While the name Octex may not be familiar to medical professionals across the country, the equipment used in procedures every day likely relies on precision pieces made by the Sarasota manufacturer. Over the past five years, Octex sharply shifted its focus from retail products to intricate parts used in medical devices and aerospace parts, according to President John Hoskins. “We have an unquenchable thirst for nascent and cutting-edge technology,” says Hoskins, who says the fine work required in these fields fits well with the curious culture in place in Sarasota. The range of products can include everything from top-secret technology on military aircraft to tiny pieces of devices permanently implanted in patients’ arteries or by their heart valves, according to Chief Scientist Brett Wigton. That means in addition to the work remaining “pretty cool,” its stakes are also incredibly high. “You are talking parts that are extremely small, sometimes half the size of a pinky nail clipping or like a match-tip head,” Wigton says. “Some have critical dimensions from a geometric perspective. They are precise and complex.” To get something wrong could easily result in “patient failure,” a nice word for death by a faulty heart valve.

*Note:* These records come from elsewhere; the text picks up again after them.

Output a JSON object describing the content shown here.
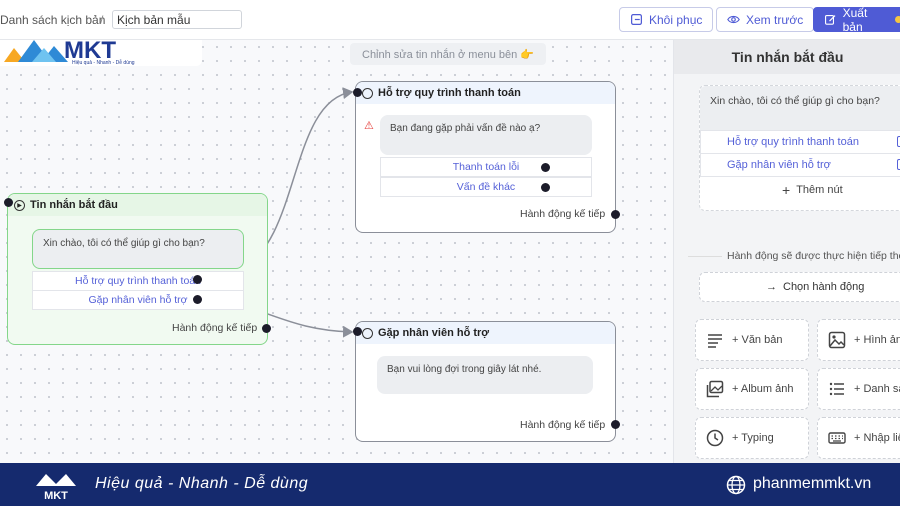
{
  "topbar": {
    "breadcrumb": "Danh sách kịch bản",
    "separator": "/",
    "scenario_name": "Kịch bản mẫu",
    "restore_label": "Khôi phục",
    "preview_label": "Xem trước",
    "export_label": "Xuất bản"
  },
  "brand": {
    "logo_text": "MKT",
    "logo_tagline": "Hiệu quả - Nhanh - Dễ dùng"
  },
  "canvas": {
    "hint": "Chỉnh sửa tin nhắn ở menu bên 👉",
    "nodes": {
      "start": {
        "title": "Tin nhắn bắt đầu",
        "message": "Xin chào, tôi có thể giúp gì cho bạn?",
        "options": [
          "Hỗ trợ quy trình thanh toán",
          "Gặp nhân viên hỗ trợ"
        ],
        "next": "Hành động kế tiếp"
      },
      "payment": {
        "title": "Hỗ trợ quy trình thanh toán",
        "message": "Bạn đang gặp phải vấn đề nào ạ?",
        "options": [
          "Thanh toán lỗi",
          "Vấn đề khác"
        ],
        "next": "Hành động kế tiếp",
        "warning_icon": "warning-icon"
      },
      "staff": {
        "title": "Gặp nhân viên hỗ trợ",
        "message": "Bạn vui lòng đợi trong giây lát nhé.",
        "next": "Hành động kế tiếp"
      }
    }
  },
  "panel": {
    "title": "Tin nhắn bắt đầu",
    "message": "Xin chào, tôi có thể giúp gì cho bạn?",
    "options": [
      "Hỗ trợ quy trình thanh toán",
      "Gặp nhân viên hỗ trợ"
    ],
    "add_button": "Thêm nút",
    "next_note": "Hành động sẽ được thực hiện tiếp theo",
    "choose_action": "Chọn hành động",
    "tiles": [
      "+ Văn bản",
      "+ Hình ảnh",
      "+ Album ảnh",
      "+ Danh sách",
      "+ Typing",
      "+ Nhập liệu"
    ]
  },
  "footer": {
    "tagline": "Hiệu quả - Nhanh - Dễ dùng",
    "website": "phanmemmkt.vn"
  },
  "colors": {
    "accent": "#4f5bd5",
    "start_node_border": "#84d68a",
    "footer_bg": "#152a6e"
  }
}
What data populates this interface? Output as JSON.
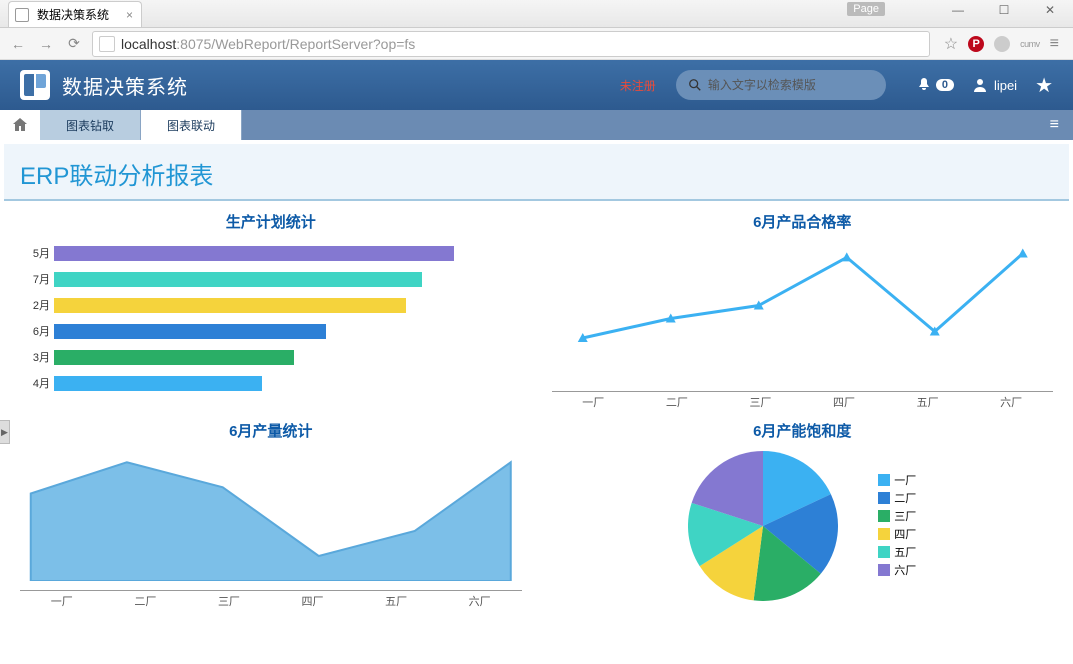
{
  "browser": {
    "tab_title": "数据决策系统",
    "page_badge": "Page",
    "url_host": "localhost",
    "url_port_path": ":8075/WebReport/ReportServer?op=fs",
    "window_controls": {
      "min": "—",
      "max": "☐",
      "close": "✕"
    }
  },
  "header": {
    "title": "数据决策系统",
    "unregistered": "未注册",
    "search_placeholder": "输入文字以检索模版",
    "notification_count": "0",
    "username": "lipei"
  },
  "tabs": {
    "home_icon": "home",
    "items": [
      {
        "label": "图表钻取",
        "active": false
      },
      {
        "label": "图表联动",
        "active": true
      }
    ]
  },
  "page_title": "ERP联动分析报表",
  "charts": {
    "plan": {
      "title": "生产计划统计"
    },
    "pass": {
      "title": "6月产品合格率"
    },
    "output": {
      "title": "6月产量统计"
    },
    "capacity": {
      "title": "6月产能饱和度"
    }
  },
  "chart_data": [
    {
      "id": "plan",
      "type": "bar",
      "orientation": "horizontal",
      "title": "生产计划统计",
      "categories": [
        "5月",
        "7月",
        "2月",
        "6月",
        "3月",
        "4月"
      ],
      "values": [
        100,
        92,
        88,
        68,
        60,
        52
      ],
      "colors": [
        "#8478d1",
        "#3fd4c4",
        "#f5d33c",
        "#2d80d6",
        "#2aae66",
        "#3bb1f2"
      ]
    },
    {
      "id": "pass",
      "type": "line",
      "title": "6月产品合格率",
      "categories": [
        "一厂",
        "二厂",
        "三厂",
        "四厂",
        "五厂",
        "六厂"
      ],
      "values": [
        30,
        45,
        55,
        92,
        35,
        95
      ],
      "ylim": [
        0,
        100
      ],
      "color": "#3bb1f2"
    },
    {
      "id": "output",
      "type": "area",
      "title": "6月产量统计",
      "categories": [
        "一厂",
        "二厂",
        "三厂",
        "四厂",
        "五厂",
        "六厂"
      ],
      "values": [
        70,
        95,
        75,
        20,
        40,
        95
      ],
      "ylim": [
        0,
        100
      ],
      "color": "#7cbfe8"
    },
    {
      "id": "capacity",
      "type": "pie",
      "title": "6月产能饱和度",
      "series": [
        {
          "name": "一厂",
          "value": 18,
          "color": "#3bb1f2"
        },
        {
          "name": "二厂",
          "value": 18,
          "color": "#2d80d6"
        },
        {
          "name": "三厂",
          "value": 16,
          "color": "#2aae66"
        },
        {
          "name": "四厂",
          "value": 14,
          "color": "#f5d33c"
        },
        {
          "name": "五厂",
          "value": 14,
          "color": "#3fd4c4"
        },
        {
          "name": "六厂",
          "value": 20,
          "color": "#8478d1"
        }
      ]
    }
  ]
}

All this may seem like much more important work than people might expect from a plastic molding injection company, but as the demand for intricate machinery in an expanding number of markets grows, the detail work at Octex increasingly evolved as the products here became sought-after commodity, and the vision for Octex’s future today reaches far beyond molds and dye kits. While Octex won’t release the names of specific clients, Hoskins says the curious can browse a list of the top medical device manufacturers in the world to figure out who does business with the Gulf Coast firm. Wigton says about 70 percent of the work at Octex ends up in medical products, about 10 percent ends up in aerospace technology and the remaining 20 percent represents a mix of miscellaneous consumer and retail goods. The company today can’t simply be considered an assembly line of products. And needs become more precise and demanding each year, requiring an expertise few firms on the globe can compete with at this moment. Today, about 100 people work at Octex, not a hugely different figure than a decade ago, but the make-up of talent certainly shifted in that time. “Looking back 10 years did we have many engineers on with us? No we did not. But today? Yes we do,” Hoskins says.